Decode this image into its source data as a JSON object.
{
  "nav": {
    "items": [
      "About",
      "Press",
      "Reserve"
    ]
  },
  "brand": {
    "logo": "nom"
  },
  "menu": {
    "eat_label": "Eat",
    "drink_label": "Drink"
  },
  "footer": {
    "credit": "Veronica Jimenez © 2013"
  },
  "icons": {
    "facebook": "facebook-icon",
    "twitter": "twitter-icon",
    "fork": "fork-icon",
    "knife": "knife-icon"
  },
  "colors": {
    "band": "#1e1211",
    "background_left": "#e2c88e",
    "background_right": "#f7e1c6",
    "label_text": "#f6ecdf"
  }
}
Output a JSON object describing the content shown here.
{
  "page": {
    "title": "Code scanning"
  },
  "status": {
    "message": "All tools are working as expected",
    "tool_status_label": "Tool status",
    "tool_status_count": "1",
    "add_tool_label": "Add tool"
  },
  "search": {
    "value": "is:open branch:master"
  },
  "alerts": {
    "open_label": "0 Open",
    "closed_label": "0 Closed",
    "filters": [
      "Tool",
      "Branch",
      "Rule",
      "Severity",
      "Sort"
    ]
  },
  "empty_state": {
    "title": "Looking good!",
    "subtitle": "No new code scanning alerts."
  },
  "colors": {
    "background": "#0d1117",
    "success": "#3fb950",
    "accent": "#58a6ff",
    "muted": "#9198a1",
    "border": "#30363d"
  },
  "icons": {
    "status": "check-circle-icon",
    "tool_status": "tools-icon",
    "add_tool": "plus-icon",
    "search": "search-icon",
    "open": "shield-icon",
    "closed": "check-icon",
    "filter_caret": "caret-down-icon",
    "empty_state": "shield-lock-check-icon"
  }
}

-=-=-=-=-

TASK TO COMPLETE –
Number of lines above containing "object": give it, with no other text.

REPLY –
2